I mean, let’s think about it. The greatest film of all time, Citizen Kane: no one cared about it when it was released. It didn’t even make a million dollars in theaters. Mike Newell had to have grown up in an atmosphere where most people thought the best movies could be was schmaltzy entertainment and action. Escapist material. Sure, he saw different things, but that’s because he wanted to be a film maker. Someone, probably in the late 1950’s, probably told him films could never better than they were then. Nothing could get better.
Of course, then films changed. They evolved, into something we would likely call, on the whole, better. So for a director who grew up at a time when films were something of an amusing novelty, to call out video games for being an amusing novelty, always to be an amusing novelty, is high comedy.
Even higher comedy for him to make a movie out of something he considered an amusing novelty, then try to call his film an engaging human narrative. I’ve never seen the Prince of Persia movie (I’ll rectify that when robots make fun of it), but I’ve read enough on it that I am fairly certain it never leave Michael Bay explosions and bad guys level. It’s a vapid movie about a game that didn’t have any emotional content. No wonder it was an unemotional mess.
And we haven’t even added in the director who thinks he’s making a novelty film for a check.
Here’s what I want to see filmmakers do one day: I want to see someone passionate about a video game make a film using a video game as source material.

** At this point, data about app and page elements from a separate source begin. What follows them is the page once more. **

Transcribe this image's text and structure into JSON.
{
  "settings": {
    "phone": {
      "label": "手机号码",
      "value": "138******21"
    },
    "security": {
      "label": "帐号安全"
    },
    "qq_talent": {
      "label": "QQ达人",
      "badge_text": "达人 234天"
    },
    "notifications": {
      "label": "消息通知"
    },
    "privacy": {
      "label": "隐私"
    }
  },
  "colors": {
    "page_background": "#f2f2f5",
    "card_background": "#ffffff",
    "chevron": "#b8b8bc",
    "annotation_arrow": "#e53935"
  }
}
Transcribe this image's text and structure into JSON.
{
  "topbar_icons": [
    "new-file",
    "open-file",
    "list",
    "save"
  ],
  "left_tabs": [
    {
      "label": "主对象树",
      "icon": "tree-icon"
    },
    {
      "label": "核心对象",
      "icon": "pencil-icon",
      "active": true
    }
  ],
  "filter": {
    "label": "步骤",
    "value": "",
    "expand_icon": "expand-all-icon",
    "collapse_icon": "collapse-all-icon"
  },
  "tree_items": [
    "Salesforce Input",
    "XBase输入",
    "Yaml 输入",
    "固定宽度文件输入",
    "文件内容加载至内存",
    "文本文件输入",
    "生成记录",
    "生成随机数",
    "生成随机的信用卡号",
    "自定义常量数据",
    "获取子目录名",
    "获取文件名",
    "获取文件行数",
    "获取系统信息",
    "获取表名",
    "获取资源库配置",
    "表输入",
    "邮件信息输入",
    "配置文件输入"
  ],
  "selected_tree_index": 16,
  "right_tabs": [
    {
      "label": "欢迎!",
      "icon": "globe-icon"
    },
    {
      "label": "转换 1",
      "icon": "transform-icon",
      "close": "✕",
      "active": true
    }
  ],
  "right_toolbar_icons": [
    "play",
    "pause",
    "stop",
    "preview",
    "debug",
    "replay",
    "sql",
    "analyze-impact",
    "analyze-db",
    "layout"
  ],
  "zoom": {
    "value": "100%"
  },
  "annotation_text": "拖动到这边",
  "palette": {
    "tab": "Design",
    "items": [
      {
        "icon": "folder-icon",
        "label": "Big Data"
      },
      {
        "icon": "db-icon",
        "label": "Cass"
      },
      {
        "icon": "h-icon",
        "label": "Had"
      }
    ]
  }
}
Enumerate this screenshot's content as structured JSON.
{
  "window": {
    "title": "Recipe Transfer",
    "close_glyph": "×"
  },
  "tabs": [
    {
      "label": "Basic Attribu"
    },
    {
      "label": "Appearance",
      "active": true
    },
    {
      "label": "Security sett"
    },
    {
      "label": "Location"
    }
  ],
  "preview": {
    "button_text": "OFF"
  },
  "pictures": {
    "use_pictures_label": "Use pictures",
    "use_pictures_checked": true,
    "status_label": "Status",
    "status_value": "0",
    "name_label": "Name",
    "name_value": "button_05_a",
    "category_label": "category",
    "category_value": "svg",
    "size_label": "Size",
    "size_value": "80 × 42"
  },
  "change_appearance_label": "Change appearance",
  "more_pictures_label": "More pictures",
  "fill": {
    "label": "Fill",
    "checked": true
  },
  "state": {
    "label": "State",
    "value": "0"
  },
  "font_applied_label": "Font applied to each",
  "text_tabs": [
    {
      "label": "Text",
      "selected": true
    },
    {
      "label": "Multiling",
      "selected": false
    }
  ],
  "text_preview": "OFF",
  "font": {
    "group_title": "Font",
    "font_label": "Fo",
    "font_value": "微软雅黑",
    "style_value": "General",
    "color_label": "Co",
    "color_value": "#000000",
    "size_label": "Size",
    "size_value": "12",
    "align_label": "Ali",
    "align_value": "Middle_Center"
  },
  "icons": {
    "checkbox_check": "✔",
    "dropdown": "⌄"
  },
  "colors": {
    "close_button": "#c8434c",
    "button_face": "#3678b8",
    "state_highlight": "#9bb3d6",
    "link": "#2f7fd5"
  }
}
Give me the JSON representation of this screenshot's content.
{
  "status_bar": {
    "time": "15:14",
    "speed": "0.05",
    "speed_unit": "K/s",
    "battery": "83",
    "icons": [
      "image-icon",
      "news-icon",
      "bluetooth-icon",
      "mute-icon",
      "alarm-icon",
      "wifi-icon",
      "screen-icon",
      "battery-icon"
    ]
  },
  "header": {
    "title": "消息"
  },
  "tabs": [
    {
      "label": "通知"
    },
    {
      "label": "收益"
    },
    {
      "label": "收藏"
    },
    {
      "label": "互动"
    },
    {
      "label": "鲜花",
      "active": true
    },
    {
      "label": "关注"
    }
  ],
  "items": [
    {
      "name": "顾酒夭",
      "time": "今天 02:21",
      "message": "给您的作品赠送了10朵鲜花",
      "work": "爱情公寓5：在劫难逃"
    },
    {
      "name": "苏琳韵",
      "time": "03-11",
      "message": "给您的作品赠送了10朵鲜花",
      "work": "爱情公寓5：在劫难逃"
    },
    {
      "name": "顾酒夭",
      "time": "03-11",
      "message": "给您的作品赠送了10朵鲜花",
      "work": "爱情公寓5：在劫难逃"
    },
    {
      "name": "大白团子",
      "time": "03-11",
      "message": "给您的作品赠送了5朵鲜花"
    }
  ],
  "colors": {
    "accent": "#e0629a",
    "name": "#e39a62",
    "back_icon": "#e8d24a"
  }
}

There’s a reason the Silent Hill movie was the best video game movie by a fair margin: while its creators weren’t the most talented people, they cared about the franchise, and the emotional center of the work.
If Prince of Persia had had a director who thought the series had an emotional center, and didn’t think of it as a toy brand being adapted to the screen, I bet we would have seen a much better film.